§ **PROBLEM STATEMENT**:
Give back each line of the data exactly.

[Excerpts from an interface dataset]

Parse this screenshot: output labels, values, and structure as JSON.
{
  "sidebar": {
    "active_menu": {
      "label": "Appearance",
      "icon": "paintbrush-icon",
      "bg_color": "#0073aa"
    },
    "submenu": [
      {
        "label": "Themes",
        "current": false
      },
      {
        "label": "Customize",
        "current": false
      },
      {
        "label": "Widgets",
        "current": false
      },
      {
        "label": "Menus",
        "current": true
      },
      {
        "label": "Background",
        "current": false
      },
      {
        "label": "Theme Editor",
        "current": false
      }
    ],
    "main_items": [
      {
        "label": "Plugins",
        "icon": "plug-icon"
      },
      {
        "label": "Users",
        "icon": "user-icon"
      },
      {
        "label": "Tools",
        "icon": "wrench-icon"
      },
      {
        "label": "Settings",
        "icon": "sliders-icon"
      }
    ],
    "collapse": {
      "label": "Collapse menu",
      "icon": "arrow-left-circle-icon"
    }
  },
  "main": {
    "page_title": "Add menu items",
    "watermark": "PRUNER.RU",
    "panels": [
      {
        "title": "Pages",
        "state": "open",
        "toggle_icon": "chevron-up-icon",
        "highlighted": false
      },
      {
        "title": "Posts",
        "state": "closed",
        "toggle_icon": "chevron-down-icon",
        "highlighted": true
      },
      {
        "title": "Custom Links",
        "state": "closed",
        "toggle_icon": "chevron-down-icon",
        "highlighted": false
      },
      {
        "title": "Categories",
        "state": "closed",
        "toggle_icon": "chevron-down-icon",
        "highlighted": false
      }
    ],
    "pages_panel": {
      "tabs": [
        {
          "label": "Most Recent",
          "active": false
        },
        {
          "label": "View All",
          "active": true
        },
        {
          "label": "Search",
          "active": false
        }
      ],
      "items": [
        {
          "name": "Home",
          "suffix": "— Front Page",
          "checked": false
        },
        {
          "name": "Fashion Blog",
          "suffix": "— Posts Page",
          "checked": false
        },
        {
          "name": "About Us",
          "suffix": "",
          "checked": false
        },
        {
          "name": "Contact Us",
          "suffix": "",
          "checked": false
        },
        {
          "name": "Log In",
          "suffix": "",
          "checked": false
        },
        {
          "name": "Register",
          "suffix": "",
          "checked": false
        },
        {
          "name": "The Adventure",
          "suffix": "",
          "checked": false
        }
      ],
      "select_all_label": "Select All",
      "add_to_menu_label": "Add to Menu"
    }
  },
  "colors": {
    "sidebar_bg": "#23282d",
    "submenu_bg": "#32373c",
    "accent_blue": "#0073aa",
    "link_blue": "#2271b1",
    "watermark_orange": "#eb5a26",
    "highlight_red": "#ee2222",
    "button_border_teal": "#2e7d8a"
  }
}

§ **TASK RESPONSE**:
Parse this screenshot: output labels, values, and structure as JSON.
{
  "sidebar": {
    "active_menu": {
      "label": "Appearance",
      "icon": "paintbrush-icon",
      "bg_color": "#0073aa"
    },
    "submenu": [
      {
        "label": "Themes",
        "current": false
      },
      {
        "label": "Customize",
        "current": false
      },
      {
        "label": "Widgets",
        "current": false
      },
      {
        "label": "Menus",
        "current": true
      },
      {
        "label": "Background",
        "current": false
      },
      {
        "label": "Theme Editor",
        "current": false
      }
    ],
    "main_items": [
      {
        "label": "Plugins",
        "icon": "plug-icon"
      },
      {
        "label": "Users",
        "icon": "user-icon"
      },
      {
        "label": "Tools",
        "icon": "wrench-icon"
      },
      {
        "label": "Settings",
        "icon": "sliders-icon"
      }
    ],
    "collapse": {
      "label": "Collapse menu",
      "icon": "arrow-left-circle-icon"
    }
  },
  "main": {
    "page_title": "Add menu items",
    "watermark": "PRUNER.RU",
    "panels": [
      {
        "title": "Pages",
        "state": "open",
        "toggle_icon": "chevron-up-icon",
        "highlighted": false
      },
      {
        "title": "Posts",
        "state": "closed",
        "toggle_icon": "chevron-down-icon",
        "highlighted": true
      },
      {
        "title": "Custom Links",
        "state": "closed",
        "toggle_icon": "chevron-down-icon",
        "highlighted": false
      },
      {
        "title": "Categories",
        "state": "closed",
        "toggle_icon": "chevron-down-icon",
        "highlighted": false
      }
    ],
    "pages_panel": {
      "tabs": [
        {
          "label": "Most Recent",
          "active": false
        },
        {
          "label": "View All",
          "active": true
        },
        {
          "label": "Search",
          "active": false
        }
      ],
      "items": [
        {
          "name": "Home",
          "suffix": "— Front Page",
          "checked": false
        },
        {
          "name": "Fashion Blog",
          "suffix": "— Posts Page",
          "checked": false
        },
        {
          "name": "About Us",
          "suffix": "",
          "checked": false
        },
        {
          "name": "Contact Us",
          "suffix": "",
          "checked": false
        },
        {
          "name": "Log In",
          "suffix": "",
          "checked": false
        },
        {
          "name": "Register",
          "suffix": "",
          "checked": false
        },
        {
          "name": "The Adventure",
          "suffix": "",
          "checked": false
        }
      ],
      "select_all_label": "Select All",
      "add_to_menu_label": "Add to Menu"
    }
  },
  "colors": {
    "sidebar_bg": "#23282d",
    "submenu_bg": "#32373c",
    "accent_blue": "#0073aa",
    "link_blue": "#2271b1",
    "watermark_orange": "#eb5a26",
    "highlight_red": "#ee2222",
    "button_border_teal": "#2e7d8a"
  }
}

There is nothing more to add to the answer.